When we were bike riding on our block, a neighbor passed by. My preschooler started screaming “the yuckies are coming,” and flew down the street to escape him. We had given him the message that people are carriers of the yuckies, and in his mind, everyone outside of our bubble is yucky. I realized that I needed to reteach my kid some of things I had told him about the virus so he wouldn’t go around our neighborhood calling everyone “yucky.”
It turned out to be a great opportunity to teach him about mistakes, in this case mine, for how I communicated our reality to him. It also was a great opportunity to also teach about Elul and the work of teshuvah.
Without the regular touch points of our Jewish life, including preschool, Hebrew school, Shabbat services, Jewish camp, and so on, the obligation to teach our children about the Jewish calendar falls onto us as parents. In exploring Elul as a family, we are teaching, modeling, and absorbing for ourselves that it is possible to pivot and to find resiliency. We can pause and take hold of our experience, talk about it, recognize our missteps, and move forward with greater clarity, without the heaviness that we need to release. By engaging in the spiritual work of heshbon hanefesh — accounting of the soul — we strengthen ourselves because we do the work of letting go of the mistakes and of the parts of ourselves that hold us back.
With young children, I find that rituals capture deep truths and help bring abstract concepts into focus. One such ritual, tashlikh, originates from verse in Micah, 7:19 — God will take us back in love; God will cover up our iniquities, You will hurl all our sins into the depths of the sea.

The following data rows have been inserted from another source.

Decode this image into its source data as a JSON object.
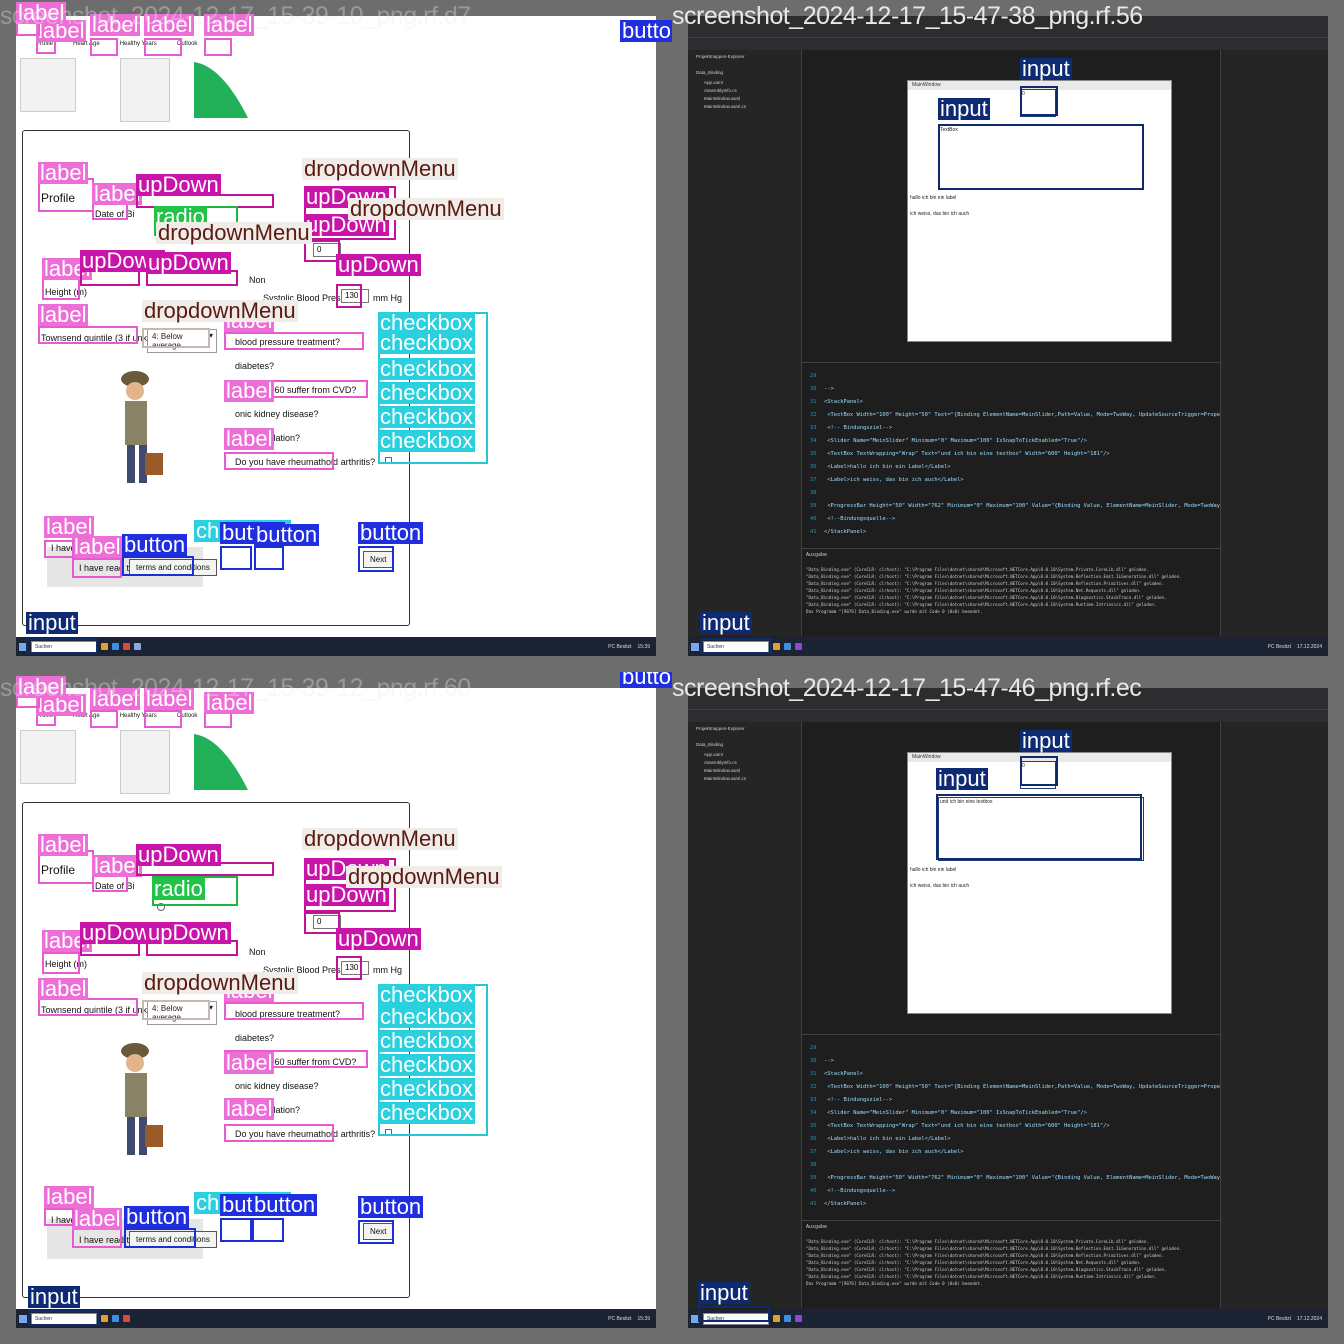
{
  "tiles": {
    "t1": {
      "filename": "screenshot_2024-12-17_15-39-10_png.rf.d7"
    },
    "t2": {
      "filename": "screenshot_2024-12-17_15-47-38_png.rf.56"
    },
    "t3": {
      "filename": "screenshot_2024-12-17_15-39-12_png.rf.60"
    },
    "t4": {
      "filename": "screenshot_2024-12-17_15-47-46_png.rf.ec"
    }
  },
  "web": {
    "tabs": [
      "Profile",
      "Heart Age",
      "Healthy Years",
      "Outlook"
    ],
    "form": {
      "profile_heading": "Profile",
      "date_of_birth_label": "Date of Bi",
      "height_label": "Height (m)",
      "non_label": "Non",
      "systolic_label": "Systolic Blood Pressure:",
      "systolic_value": "130",
      "systolic_unit": "mm Hg",
      "zero_value": "0",
      "townsend_label": "Townsend quintile (3 if unknown)",
      "townsend_select": "4: Below average",
      "q_bp_treatment": "blood pressure treatment?",
      "q_diabetes": "diabetes?",
      "q_cvd": "ive under 60 suffer from CVD?",
      "q_kidney": "onic kidney disease?",
      "q_af": "atrial fibrillation?",
      "q_ra": "Do you have rheumathoid arthritis?",
      "have_read_label": "I have read the",
      "terms_button": "terms and conditions",
      "next_button": "Next",
      "have_ne_text": "I have ne"
    }
  },
  "taskbar": {
    "search": "Suchen",
    "weather": "PC Besitzt",
    "time": "15:39",
    "date": "17.12.2024"
  },
  "ide": {
    "solution_title": "Projektmappen-Explorer",
    "project": "Data_Binding",
    "files": [
      "App.xaml",
      "AssemblyInfo.cs",
      "MainWindow.xaml",
      "MainWindow.xaml.cs"
    ],
    "window_title": "MainWindow",
    "textbox_text_t2": "TextBox",
    "textbox_text_t4": "und ich bin eine textbox",
    "label1": "hallo ich bin ein label",
    "label2": "ich weiss, das bin ich auch",
    "code_lines": [
      {
        "n": "29",
        "t": ""
      },
      {
        "n": "30",
        "t": "-->"
      },
      {
        "n": "31",
        "t": "<StackPanel>"
      },
      {
        "n": "32",
        "t": "  <TextBox Width=\"100\" Height=\"50\" Text=\"{Binding ElementName=MeinSlider,Path=Value, Mode=TwoWay, UpdateSourceTrigger=PropertyCha"
      },
      {
        "n": "33",
        "t": "  <!-- Bindungsziel-->"
      },
      {
        "n": "34",
        "t": "  <Slider Name=\"MeinSlider\" Minimum=\"0\" Maximum=\"100\" IsSnapToTickEnabled=\"True\"/>"
      },
      {
        "n": "35",
        "t": "  <TextBox TextWrapping=\"Wrap\" Text=\"und ich bin eine textbox\" Width=\"600\" Height=\"181\"/>"
      },
      {
        "n": "36",
        "t": "  <Label>hallo ich bin ein Label</Label>"
      },
      {
        "n": "37",
        "t": "  <Label>ich weiss, das bin ich auch</Label>"
      },
      {
        "n": "38",
        "t": ""
      },
      {
        "n": "39",
        "t": "  <ProgressBar Height=\"50\" Width=\"762\" Minimum=\"0\" Maximum=\"100\" Value=\"{Binding Value, ElementName=MeinSlider, Mode=TwoWay, Upda"
      },
      {
        "n": "40",
        "t": "  <!--Bindungsquelle-->"
      },
      {
        "n": "41",
        "t": "</StackPanel>"
      }
    ],
    "output_header": "Ausgabe",
    "output_lines": [
      "\"Data_Binding.exe\" (CoreCLR: clrhost): \"C:\\Program Files\\dotnet\\shared\\Microsoft.NETCore.App\\8.0.10\\System.Private.CoreLib.dll\" geladen.",
      "\"Data_Binding.exe\" (CoreCLR: clrhost): \"C:\\Program Files\\dotnet\\shared\\Microsoft.NETCore.App\\8.0.10\\System.Reflection.Emit.ILGeneration.dll\" geladen.",
      "\"Data_Binding.exe\" (CoreCLR: clrhost): \"C:\\Program Files\\dotnet\\shared\\Microsoft.NETCore.App\\8.0.10\\System.Reflection.Primitives.dll\" geladen.",
      "\"Data_Binding.exe\" (CoreCLR: clrhost): \"C:\\Program Files\\dotnet\\shared\\Microsoft.NETCore.App\\8.0.10\\System.Net.Requests.dll\" geladen.",
      "\"Data_Binding.exe\" (CoreCLR: clrhost): \"C:\\Program Files\\dotnet\\shared\\Microsoft.NETCore.App\\8.0.10\\System.Diagnostics.StackTrace.dll\" geladen.",
      "\"Data_Binding.exe\" (CoreCLR: clrhost): \"C:\\Program Files\\dotnet\\shared\\Microsoft.NETCore.App\\8.0.10\\System.Runtime.Intrinsics.dll\" geladen.",
      "Das Programm \"[9076] Data_Binding.exe\" wurde mit Code 0 (0x0) beendet."
    ]
  },
  "annotations": {
    "label": "label",
    "dropdownMenu": "dropdownMenu",
    "upDown": "upDown",
    "radio": "radio",
    "checkbox": "checkbox",
    "button": "button",
    "input": "input"
  },
  "colors": {
    "label": "#ee6ed7",
    "upDown": "#c814a8",
    "checkbox": "#2bd0de",
    "button": "#1f2fe0",
    "input": "#0d2a72",
    "radio": "#22c448"
  }
}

In the 13th century, this line became the source for tashlikh, the ritual of going to a body of water, preferably with fish, and casting away your sins symbolically by throwing bread (or bread crumbs or organic material such as leaves or flower petals) into the water, and the bellies of the fish who swim in that water. There were some rabbis who worried that this ritual would replace the hard work of teshuva, of acknowledging mistakes and asking for forgiveness, of vowing not to commit the same mistakes in the future. Ultimately the ritual lasted, and it still is practiced today, usually on the first day of Rosh Hashanah or during the month of Tishrei.
Sharing our mistakes and the times when we missed the mark (like when my kids inadvertently refer to all people outside of our bubble as yucky) with our kids teaches them that parents make mistakes. This is emphasized with the tashlikh ritual, which can even be done with a baby pool, if that is the easiest body of water to visit right now. We can hold tightly onto our sins, the times we lost our tempers, allowed our kids to have too much screen time just so we could survive, the way we let our own anxieties lead to anger in unhealthy ways — and then we could release them into the river or ocean (or bathtub or kiddie pool) and let them go.
We need that release, and our kids need to see that release from us. Allow the tension, the stress of months of worry, of intense time with our families or alone, of the relationships that have been taxed, and release it all into the water, in our conversations asking for forgiveness, and for our families.
There is a prayer for casting that we like to use in our congregation:
“Here I am again, ready to let go. Help me to release myself from all the ways I have missed the mark. Help me to know that last year is over, washed away like crumbs in the current. Open my heart to new blessings and gratitude. Renew my soul as the water cleanses the earth. And together we say Amen.”
This year tashlikh can be a spiritual reset for our families, a tool to acknowledge the tension of the past several months and all of the mistakes that resulted from that stress. May we find avenues of release as we continue to navigate life within a pandemic that will add to our resiliency.
Ariel Russo, the rabbi of CSI Nyack, was educated by the Jewish Theological Seminary of America and inspired by Camp Ramah. In her spare time she wrangles her kids into car seats and explores the lower Hudson region with her husband.